Although there is no longer an employment relationship between the principal (owner of the production facility and manager of the production processes) and the worker, the worker remains working under the direct supervision and control of the principal. These workers thereby become a sub-class of workers that do the same work as other employees but do not enjoy the same remuneration or benefits as other employees. The trend started with migrant workers but today has been extended to local workers. However, migrant workers remain the most affected.
19. As trade unions in Malaysia are sectoral or industry specific, migrant workers whose ‘employer’ now is a contractor for labour, who supplies workers to many different sectors and industries, do not longer have the right to join as member to a sectoral union, or enjoy the benefits from any collective bargaining agreement that covers their workplace.
The undersigned seek answers as to how Malaysia will guarantee the right to form and join trade unions and profit from collective bargaining agreements for migrant workers under the “contractor for labour” act, as the formation of trade unions in such situations of employment is almost impossible.
20. A primary reason for the creation of the ‘contractor for labour’ and the introduction of labour outsourcing is to stifle workers and trade unions capacity to demand and negotiate for better rights and benefits. The MTUC Memorandum to the HR Minister dated October 7, 2008 refers to an interview with Datuk Ishak Mohamed, the Enforcement Director of the Immigration Department that was published in New Straits Time, July 20, 2008, where he, amongst others, said, ‘…outsourcing is good as it will attract foreign direct investment. Investors do not want unions to be formed in their establishments. Through outsourcing, it would be difficult for unions to be formed as outsourcing company, and not the factory, would be the employer…’ is indicative of the intention of the Malaysian government
21. A joint statement entitled, “Abolish the ‘Contractor for Labour’ systemWithdraw the 2012 amendments to Employment Act 1955” endorsed by 93 different groups and tradeunions on 3/5/2012. Prior to the passing of this law, in 28/10/2011, 115 groups and trade unionsissued a statement entitled, “ Malaysia Must Protect Worker and Union Rights, and withdraw proposed unjust amendmentsto Employment Act - Labour Suppliers Should Not Be Employers –“

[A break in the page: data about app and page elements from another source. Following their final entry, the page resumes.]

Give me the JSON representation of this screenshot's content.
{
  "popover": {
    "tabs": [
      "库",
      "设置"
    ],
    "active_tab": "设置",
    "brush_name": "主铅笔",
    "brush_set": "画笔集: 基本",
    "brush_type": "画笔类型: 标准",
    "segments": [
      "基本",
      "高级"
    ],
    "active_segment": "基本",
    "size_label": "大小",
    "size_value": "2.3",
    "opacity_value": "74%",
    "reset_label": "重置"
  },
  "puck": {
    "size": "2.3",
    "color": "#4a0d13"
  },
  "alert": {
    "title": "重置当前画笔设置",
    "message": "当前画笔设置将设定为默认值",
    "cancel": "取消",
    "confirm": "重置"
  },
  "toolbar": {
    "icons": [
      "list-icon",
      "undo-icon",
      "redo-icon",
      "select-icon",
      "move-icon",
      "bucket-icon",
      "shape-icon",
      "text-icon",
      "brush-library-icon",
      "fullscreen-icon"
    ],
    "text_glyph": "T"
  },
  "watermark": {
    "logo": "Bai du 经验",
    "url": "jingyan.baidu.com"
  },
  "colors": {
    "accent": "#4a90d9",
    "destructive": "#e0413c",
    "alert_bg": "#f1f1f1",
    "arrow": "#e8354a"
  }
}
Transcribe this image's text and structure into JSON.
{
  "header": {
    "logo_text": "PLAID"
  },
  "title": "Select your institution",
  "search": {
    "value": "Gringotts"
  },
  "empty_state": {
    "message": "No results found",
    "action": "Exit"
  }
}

k. Malaysia must immediately abolish the ‘contractor for labour’ and the practice of outsourcing labour, hence restoring direct employment relationship between principals, bring owners and operators of workplace and their workers, which effect restore the right of workers, including migrant workers to be members of trade unions, and enjoy the full benefits of Collective Bargaining Agreements.
l. Malaysia, by restoring direct employment relationship, assures that all are employees of the principal, will also result in discrimination between workers doing the same work.

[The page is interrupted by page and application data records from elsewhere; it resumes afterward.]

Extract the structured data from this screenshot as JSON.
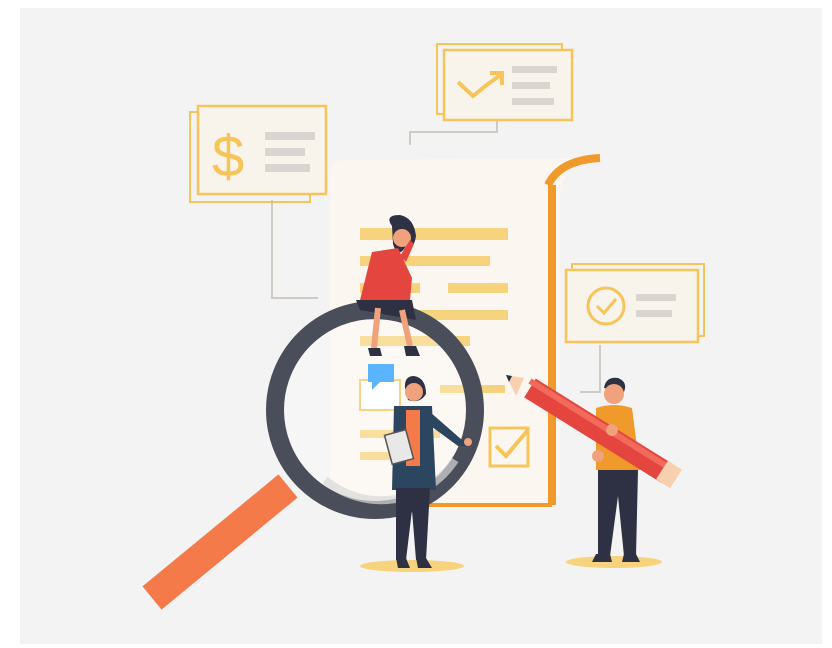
{
  "illustration": {
    "dollar_card": {
      "symbol": "$"
    },
    "colors": {
      "background": "#f3f3f3",
      "accent_yellow": "#f7c45a",
      "accent_orange": "#f09a2b",
      "card_lines": "#d9d6d2",
      "paper": "#fbf7f0",
      "magnifier_rim": "#4a4e5a",
      "magnifier_handle": "#f47a4a",
      "pencil_red": "#e4463f",
      "speech_blue": "#5ab4ff"
    }
  }
}
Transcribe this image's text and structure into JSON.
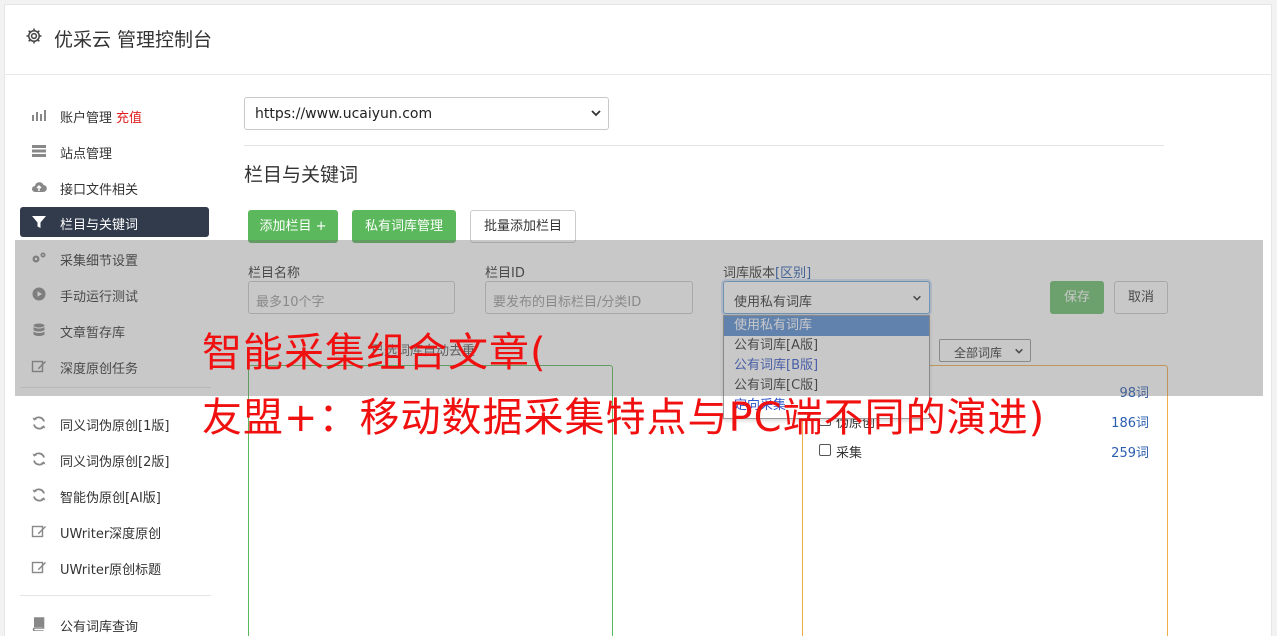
{
  "header": {
    "title": "优采云 管理控制台",
    "icon": "gear-icon"
  },
  "sidebar": {
    "items": [
      {
        "label": "账户管理",
        "extra": "充值",
        "icon": "bar-chart-icon"
      },
      {
        "label": "站点管理",
        "icon": "server-icon"
      },
      {
        "label": "接口文件相关",
        "icon": "cloud-upload-icon"
      },
      {
        "label": "栏目与关键词",
        "icon": "filter-icon",
        "active": true
      },
      {
        "label": "采集细节设置",
        "icon": "cogs-icon"
      },
      {
        "label": "手动运行测试",
        "icon": "play-circle-icon"
      },
      {
        "label": "文章暂存库",
        "icon": "database-icon"
      },
      {
        "label": "深度原创任务",
        "icon": "edit-icon"
      },
      {
        "label": "同义词伪原创[1版]",
        "icon": "refresh-icon"
      },
      {
        "label": "同义词伪原创[2版]",
        "icon": "refresh-icon"
      },
      {
        "label": "智能伪原创[AI版]",
        "icon": "refresh-icon"
      },
      {
        "label": "UWriter深度原创",
        "icon": "edit-icon"
      },
      {
        "label": "UWriter原创标题",
        "icon": "edit-icon"
      },
      {
        "label": "公有词库查询",
        "icon": "book-icon"
      }
    ]
  },
  "main": {
    "site_select": "https://www.ucaiyun.com",
    "section_title": "栏目与关键词",
    "buttons": {
      "add_column": "添加栏目 +",
      "private_lib": "私有词库管理",
      "batch_add": "批量添加栏目"
    },
    "form": {
      "name_label": "栏目名称",
      "name_placeholder": "最多10个字",
      "id_label": "栏目ID",
      "id_placeholder": "要发布的目标栏目/分类ID",
      "version_label": "词库版本",
      "version_link": "[区别]",
      "version_value": "使用私有词库",
      "save": "保存",
      "cancel": "取消"
    },
    "version_options": [
      "使用私有词库",
      "公有词库[A版]",
      "公有词库[B版]",
      "公有词库[C版]",
      "定向采集"
    ],
    "left_box_title": "已选词库自动去重",
    "lib_filter": "全部词库",
    "libraries": [
      {
        "name": "",
        "count": "98词"
      },
      {
        "name": "伪原创",
        "count": "186词"
      },
      {
        "name": "采集",
        "count": "259词"
      }
    ]
  },
  "watermark": {
    "line1": "智能采集组合文章(",
    "line2": "友盟+：移动数据采集特点与PC端不同的演进)"
  }
}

m. Malaysia must amend the laws governing the formation of and existence of trade unions, so that all workers, including migrant workers have the right to form trade unions and also hold office(and be elected into the committee) of Trade Unions
1 Source: Star, 16/4/2009, Employers can deduct levy from wages, again
2 Star, 10/1/2013, MTUC: Don't give in to employers' demand on foreign workers levy.
3 There is an understanding that the Government has waived foreign workers in the plantation sector from the scope of FWHIPS. From http://ahkmalaysiablog.de/archives/397
4 Worker Hub for Change conducted field research for SOMO(2013): Outsourcing Labour. Migrant labour rights in Malaysia’s electronics industry, http://somo.nl/publications-en/Publication_3922
5 Worker Hub for Change conducted field research for SOMO(2013): Outsourcing Labour. Migrant labour rights in Malaysia’s electronics industry, http://somo.nl/publications-en/Publication_3922